I mentioned at the starting of the post that a good sports game can be judged by its ability to put you in realistically tense situations which require your knowledge of the game to win the matches. What I found with Don Bradman Cricket 17 is that more often than not the games were one sided, and when they were challenging, they did give that adrenaline rush, and quite often threw up interesting scenarios to handle. So I’ll give that to Don Bradman Cricket 17, the Core of the gameplay is still solid enough to provide a thrilling experience, even if it’s only rare.
If there’s anything that can be worse than Don Bradman Cricket 17’s fielding, it’s the in-game commentary. Two unknown commentators blurt out random phrases at set time intervals. There’s no correlation between what they say and what’s happening in the match. A bowler might go for 20 runs in an over and they’d still be calling it a “maiden over” or a great over for the fielding side. Someone may well be scoring his 20th international hundred in the game, but to the commentators it’s nearly always a century on the debut, with a bright future ahead of them. Right Arm Medium bowling the next over? He’s just too quick according to the commentators. If you felt Don Bradman Cricket 14’s commentary left a lot to be desired, wait till you hear the commentary in this game. You might want to rip your hair apart!
The problems don’t end at the gameplay though. Arguably a bigger problem with the game is its graphic and frame rate optimisations, which aren’t up to the mark on the PC. While the graphics have improved from the previous game, performance is poor on the lower end of the supported graphic card spectrum, but even with significantly better cards problems there are constant frame rate drops. The game just isn’t smooth enough if you aren’t completely specd out.
I also found the PC version to be a bit buggy. There’s this constant network bug which shows up every now and then even when you are connected to the internet. Another one’s where the text rendering is completely destroyed when switching between the game and other programs on the computer. However these are minor niggles in a game which has bigger problems to address in it’s next release.
Don Bradman Cricket 17, for all its bugs and rough edges, is still a solid cricket game.
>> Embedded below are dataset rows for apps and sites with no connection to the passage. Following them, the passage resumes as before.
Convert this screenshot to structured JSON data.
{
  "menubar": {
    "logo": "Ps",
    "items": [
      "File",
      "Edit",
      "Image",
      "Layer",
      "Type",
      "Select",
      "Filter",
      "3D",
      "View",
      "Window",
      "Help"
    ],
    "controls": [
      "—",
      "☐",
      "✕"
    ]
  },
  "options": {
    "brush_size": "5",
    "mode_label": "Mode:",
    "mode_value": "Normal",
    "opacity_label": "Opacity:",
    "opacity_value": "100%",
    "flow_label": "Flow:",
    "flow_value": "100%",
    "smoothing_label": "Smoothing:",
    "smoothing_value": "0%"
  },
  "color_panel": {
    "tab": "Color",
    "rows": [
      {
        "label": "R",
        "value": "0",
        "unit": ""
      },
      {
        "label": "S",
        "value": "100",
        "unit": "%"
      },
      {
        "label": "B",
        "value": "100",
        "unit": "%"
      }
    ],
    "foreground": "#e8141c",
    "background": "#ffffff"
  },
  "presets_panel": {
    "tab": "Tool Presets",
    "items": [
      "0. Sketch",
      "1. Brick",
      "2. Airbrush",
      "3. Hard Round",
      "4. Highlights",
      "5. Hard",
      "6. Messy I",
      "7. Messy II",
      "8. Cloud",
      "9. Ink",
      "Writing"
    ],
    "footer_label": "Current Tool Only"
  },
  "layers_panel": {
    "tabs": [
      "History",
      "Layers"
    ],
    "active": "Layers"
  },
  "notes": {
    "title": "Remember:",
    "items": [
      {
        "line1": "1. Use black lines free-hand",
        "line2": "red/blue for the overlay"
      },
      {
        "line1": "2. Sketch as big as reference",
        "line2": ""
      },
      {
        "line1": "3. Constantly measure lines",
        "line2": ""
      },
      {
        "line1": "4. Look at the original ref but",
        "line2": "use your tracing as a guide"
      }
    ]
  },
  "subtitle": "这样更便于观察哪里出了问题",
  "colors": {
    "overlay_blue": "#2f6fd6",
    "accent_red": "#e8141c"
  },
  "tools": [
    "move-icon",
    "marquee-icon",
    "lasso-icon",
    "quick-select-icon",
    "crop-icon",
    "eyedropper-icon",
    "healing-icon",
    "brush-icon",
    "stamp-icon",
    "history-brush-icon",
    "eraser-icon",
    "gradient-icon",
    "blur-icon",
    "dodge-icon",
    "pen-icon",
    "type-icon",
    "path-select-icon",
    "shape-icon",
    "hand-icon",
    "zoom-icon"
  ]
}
It’s core gameplay fundamentals are still solid. And while this may not be Big Ant’s best release, the company has this great quality to listen to and work closely with Cricket game enthusiasts and the problems I’ve discussed in the Review were put up on forums quite a while back and many of them were acknowledged by the creators. What this means is hopefully, much of the games problems will get fixed in the next release i.e. Ashes Cricket.
A little bit about Ashes Cricket: Big Ant’s releasing a new Cricket game this year, this is a pleasant departure from their 18 month development cycle. A new cricket game every year is something I’ve been looking forward to for a while now. Ashes Cricket as the name suggests is a game with fully licensed players, stadia and equipment from Cricket Australia and English Cricket Board, along wiht an improved commentary team including Michael Slator. Licenses, while a pleasant addition to the game, are hardly what matter in Don Bradman Cricket, you could get much of that as Downloadable Content from the community anyway. What I’m more interested to see is how much has the game improved upon from the previous release and how does its new Mo-Cap technology work for cricketer’s batting stances and shots. If done rightly, Ashes Cricket could well be the best Cricket game to come out. Either way, I’ll offer an in-depth review of the game after it comes out in November 2017.